Definition of drop pockets

Netted or cupped pockets that do not return the balls to the foot end of the table by means of a gutter system or sloped surface beneath (they must instead be retrieved manually).

24 Random Essential Billiards Terms

A successful attempt to get out of a snooker.
Same as foul
To play for money and lull a victim into thinking they can win, prompting them to accept higher and higher stakes, until beating them and walking off with more money than they would have been willing to bet had they been beaten soundly in the beginning. The terms hustler, for one who hustles, and hustling, describing the act, are just as common if not more so than this verb form.
A pool table spread in which the balls are extremely easily positioned for a run out, and where little movement of the cue ball on each shot is necessary to obtain position on the next.
Three Ball is a pocket billiards folk game played with three standard pool object balls and a cue ball. The goal is to pocket the three object balls in as few shots as possible.
A specific ball number followed by "out" refers to a handicap in nine-ball or other rotation games where the "spot" is all balls from that designated number to the money ball. To illustrate, the 6-out in a nine-ball game would allow the player getting weight to win by legally pocketing the 6, 7, 8 or 9 balls.
Short for run out, especially as a noun: "That was a nice out."
The Union Mondiale de Billard (French for World Union of Billiards) is the world governing body for carom (carambole) billiard games. The organization was founded in Madrid, Spain on 1 June 1959, and is dedicated to promoting the modern carom billiards games. The UMB monitors and controls international carom competitions and tournaments, and organizes an annual World Three-cushion Billiards Championship.
To intentionally lose a game, e.g. to disguise one's actual playing ability. An extreme form of sandbagging. See also hustle. See also Match fixing for the synonym "tank", used in sports more generally.
One of the alternating turns players (or doubles teams) are allowed at the table, before a shot is played that concedes a visit to his/her opponent (e.g. "he ran out in one visit"). Usually synonymous with inning as applied to a single player/team, except in scotch doubles format.
This is a tool used to keep your cue tip from mushrooming. This small tool slides over the tip and turns to refine the sides, keeping your tip shaped the way it should be.
When a successful non penalized break is achieved which gives the object balls a broad spread on the table.
The rules played in a particular venue not necessarily in comportment with official rules, or with common local bar pool custom.
This is to execute a shot where the cue ball is controlled perfectly and stops where you want it to exactly.
This is a shot on the cue ball that will push through to a frozen ball on the cue ball. If the contact is made on the object ball while the cue stick is still contacting, essentially pushing the second ball, then it is usually considered a foul.
Random method for pairing of opponents when setting up a bracket system for a tournament.

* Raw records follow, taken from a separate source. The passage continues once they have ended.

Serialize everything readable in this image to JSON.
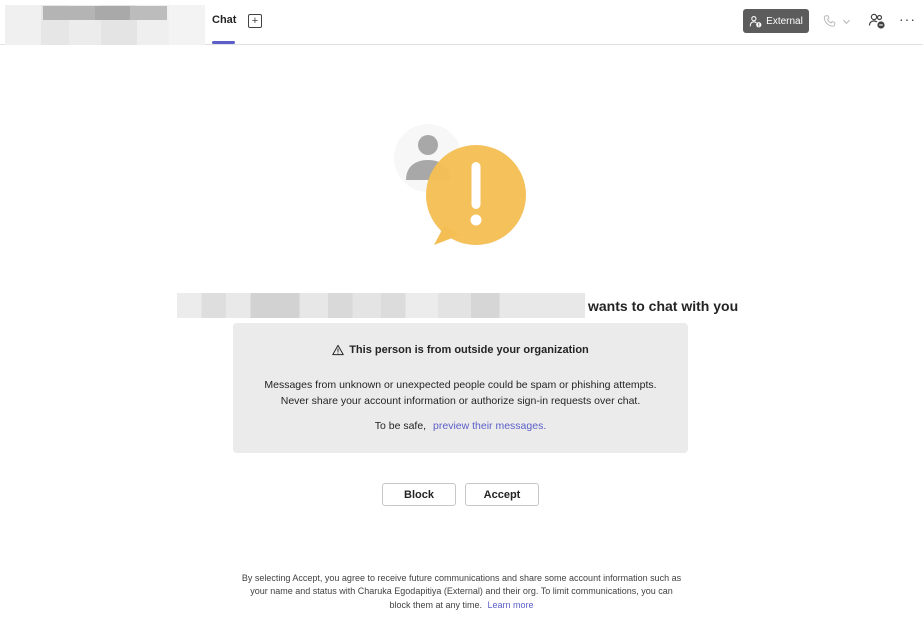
{
  "header": {
    "tab_label": "Chat",
    "add_tab_symbol": "+",
    "external_label": "External",
    "more_symbol": "···",
    "icons": {
      "add_tab": "add-tab-icon",
      "external": "external-user-icon",
      "call": "phone-icon",
      "call_dropdown": "chevron-down-icon",
      "people": "people-settings-icon",
      "more": "more-options-icon"
    }
  },
  "illustration": {
    "icon": "external-person-warning-illustration",
    "colors": {
      "bubble": "#F4BE54",
      "mark": "#ffffff",
      "person": "#9e9e9e"
    }
  },
  "request": {
    "text": "wants to chat with you"
  },
  "warning": {
    "icon": "warning-triangle-icon",
    "title": "This person is from outside your organization",
    "body_line1": "Messages from unknown or unexpected people could be spam or phishing attempts.",
    "body_line2": "Never share your account information or authorize sign-in requests over chat.",
    "safe_prefix": "To be safe,",
    "safe_link": "preview their messages."
  },
  "actions": {
    "block_label": "Block",
    "accept_label": "Accept"
  },
  "footer": {
    "line1": "By selecting Accept, you agree to receive future communications and share some account information such as",
    "line2": "your name and status with Charuka Egodapitiya (External) and their org. To limit communications, you can",
    "line3": "block them at any time.",
    "learn_more": "Learn more"
  },
  "colors": {
    "accent": "#5b5fc7",
    "external_badge_bg": "#5c5c5c",
    "warning_box_bg": "#ebebeb"
  }
}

Describes tightly woven and well-used (but clean) billiard table cloth (baize), upon which the balls move quickly and roll farther, as they experience less friction than with fuzzy or dirty cloth. May be used more extendedly, as in "this is a really fast table". Fast cloth makes draw (screw) shots somewhat less effective, as there is less purchase for the cue ball's back spin. By the same token, slide and stop shots are easier on fast cloth because it is so comparatively smooth.
Pocket openings that are significantly wider than are typical and thus allow shots hit with a poor degree of accuracy to be made that would not be pocketed on a table with more exacting pocket dimensions.

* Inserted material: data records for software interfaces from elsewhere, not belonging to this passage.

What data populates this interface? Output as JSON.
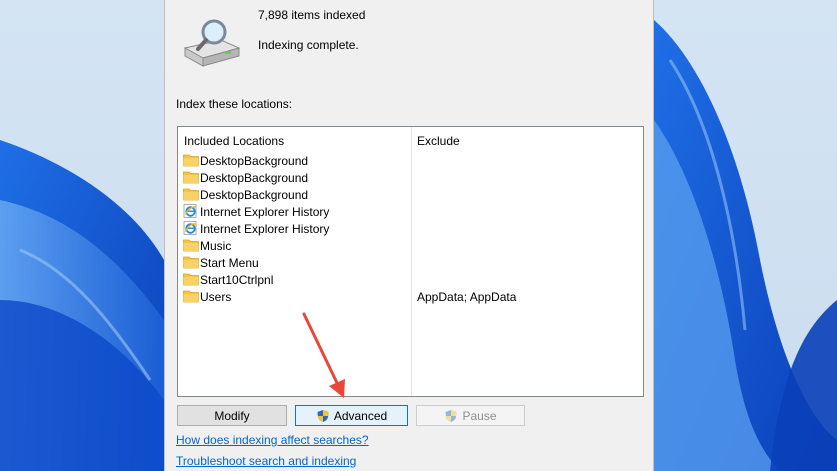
{
  "index_status": {
    "items_count": "7,898 items indexed",
    "status": "Indexing complete."
  },
  "locations": {
    "label": "Index these locations:",
    "columns": {
      "included": "Included Locations",
      "exclude": "Exclude"
    },
    "rows": [
      {
        "name": "DesktopBackground",
        "exclude": "",
        "icon": "folder-icon"
      },
      {
        "name": "DesktopBackground",
        "exclude": "",
        "icon": "folder-icon"
      },
      {
        "name": "DesktopBackground",
        "exclude": "",
        "icon": "folder-icon"
      },
      {
        "name": "Internet Explorer History",
        "exclude": "",
        "icon": "internet-explorer-icon"
      },
      {
        "name": "Internet Explorer History",
        "exclude": "",
        "icon": "internet-explorer-icon"
      },
      {
        "name": "Music",
        "exclude": "",
        "icon": "folder-icon"
      },
      {
        "name": "Start Menu",
        "exclude": "",
        "icon": "folder-icon"
      },
      {
        "name": "Start10Ctrlpnl",
        "exclude": "",
        "icon": "folder-icon"
      },
      {
        "name": "Users",
        "exclude": "AppData; AppData",
        "icon": "folder-icon"
      }
    ]
  },
  "buttons": {
    "modify": "Modify",
    "advanced": "Advanced",
    "pause": "Pause"
  },
  "links": {
    "how_indexing": "How does indexing affect searches?",
    "troubleshoot": "Troubleshoot search and indexing"
  },
  "colors": {
    "link": "#0066cc",
    "annotation_arrow": "#e8473a",
    "folder": "#f5c542"
  }
}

A form of doubles play in which the two team members take turns, playing alternating shots during an inning (i.e. each team's inning consists of two players' alternating visits, each of one shot only, until that team's inning ends, and the next team begins their alternating-shot turn.) Effective scotch doubles play requires close communication between team partners, especially as to desired cue ball position for the incoming player. Like "english", "scotch" is usually not capitalized in this context. The term is also used in bowling, and may have originated there.
Nine Ball is a rotation game so a player must hit the lowest numbered ball first.

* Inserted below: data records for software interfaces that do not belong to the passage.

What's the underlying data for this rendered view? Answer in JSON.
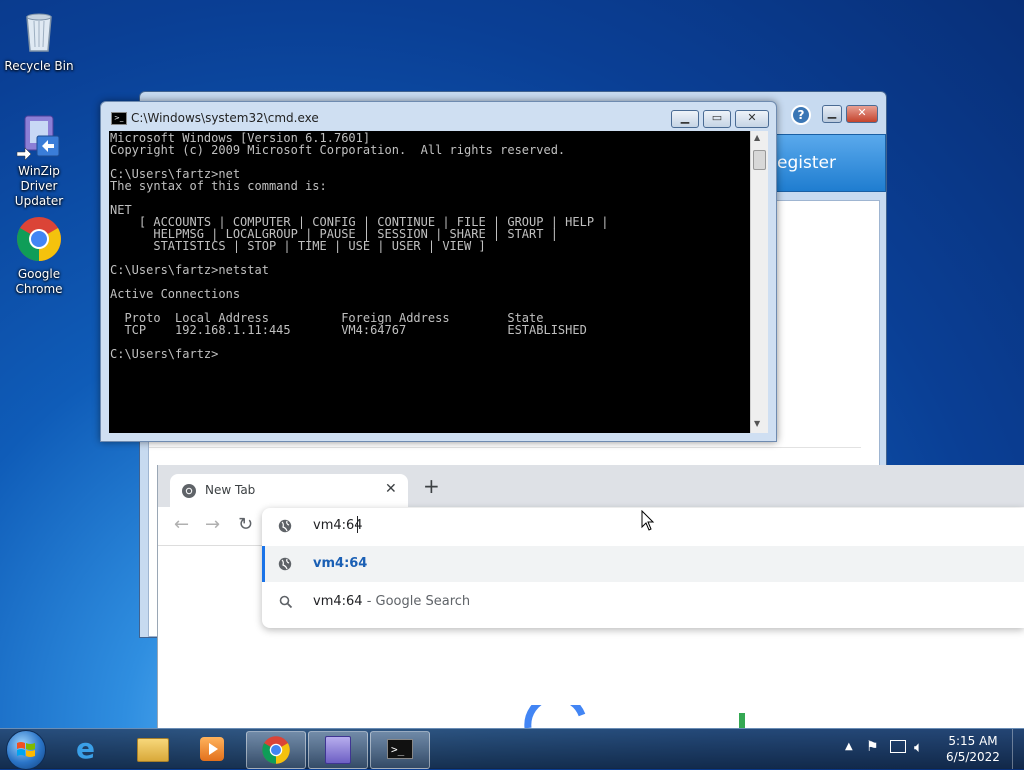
{
  "desktop": {
    "icons": [
      {
        "label_line1": "Recycle Bin",
        "label_line2": ""
      },
      {
        "label_line1": "WinZip Driver",
        "label_line2": "Updater"
      },
      {
        "label_line1": "Google",
        "label_line2": "Chrome"
      }
    ]
  },
  "background_window": {
    "register_label": "egister",
    "help_label": "?"
  },
  "cmd": {
    "title": "C:\\Windows\\system32\\cmd.exe",
    "lines": [
      "Microsoft Windows [Version 6.1.7601]",
      "Copyright (c) 2009 Microsoft Corporation.  All rights reserved.",
      "",
      "C:\\Users\\fartz>net",
      "The syntax of this command is:",
      "",
      "NET",
      "    [ ACCOUNTS | COMPUTER | CONFIG | CONTINUE | FILE | GROUP | HELP |",
      "      HELPMSG | LOCALGROUP | PAUSE | SESSION | SHARE | START |",
      "      STATISTICS | STOP | TIME | USE | USER | VIEW ]",
      "",
      "C:\\Users\\fartz>netstat",
      "",
      "Active Connections",
      "",
      "  Proto  Local Address          Foreign Address        State",
      "  TCP    192.168.1.11:445       VM4:64767              ESTABLISHED",
      "",
      "C:\\Users\\fartz>"
    ]
  },
  "chrome": {
    "tab_title": "New Tab",
    "omnibox_value": "vm4:64",
    "suggestions": [
      {
        "main": "vm4:64",
        "suffix": "",
        "icon": "globe-icon"
      },
      {
        "main": "vm4:64",
        "suffix": " - Google Search",
        "icon": "search-icon"
      }
    ]
  },
  "taskbar": {
    "time": "5:15 AM",
    "date": "6/5/2022"
  },
  "colors": {
    "accent_blue": "#1a73e8",
    "suggestion_text": "#1a5fb4"
  }
}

The object of the game is pocket the 9-ball on any legal shot.
The lamentable practice of not following through with the cue straight, but veering off in the direction of the shot's travel or the side english is applied, away from the proper aiming line; a common source of missed shots.
A shot in which if the target is missed, the opponent is safe or will not have a desirable shot;
A shot in which there are two ways to score;
A shot in which a second ball is targeted to be pocketed, broken out of a cluster, repositioned or some other secondary goal is also intended.
Same as solids, in New Zealand. Compare little, small, reds, low, spots, dots; contrast overs.
A cue dedicated to jumping balls; usually shorter and lighter than a playing cue and having a wider, hard tip. Also referred to as a jump stick.
This is a term used more in snooker to refer to a follow shot, when the cue ball is hit above center to allow it to follow the object ball after impact.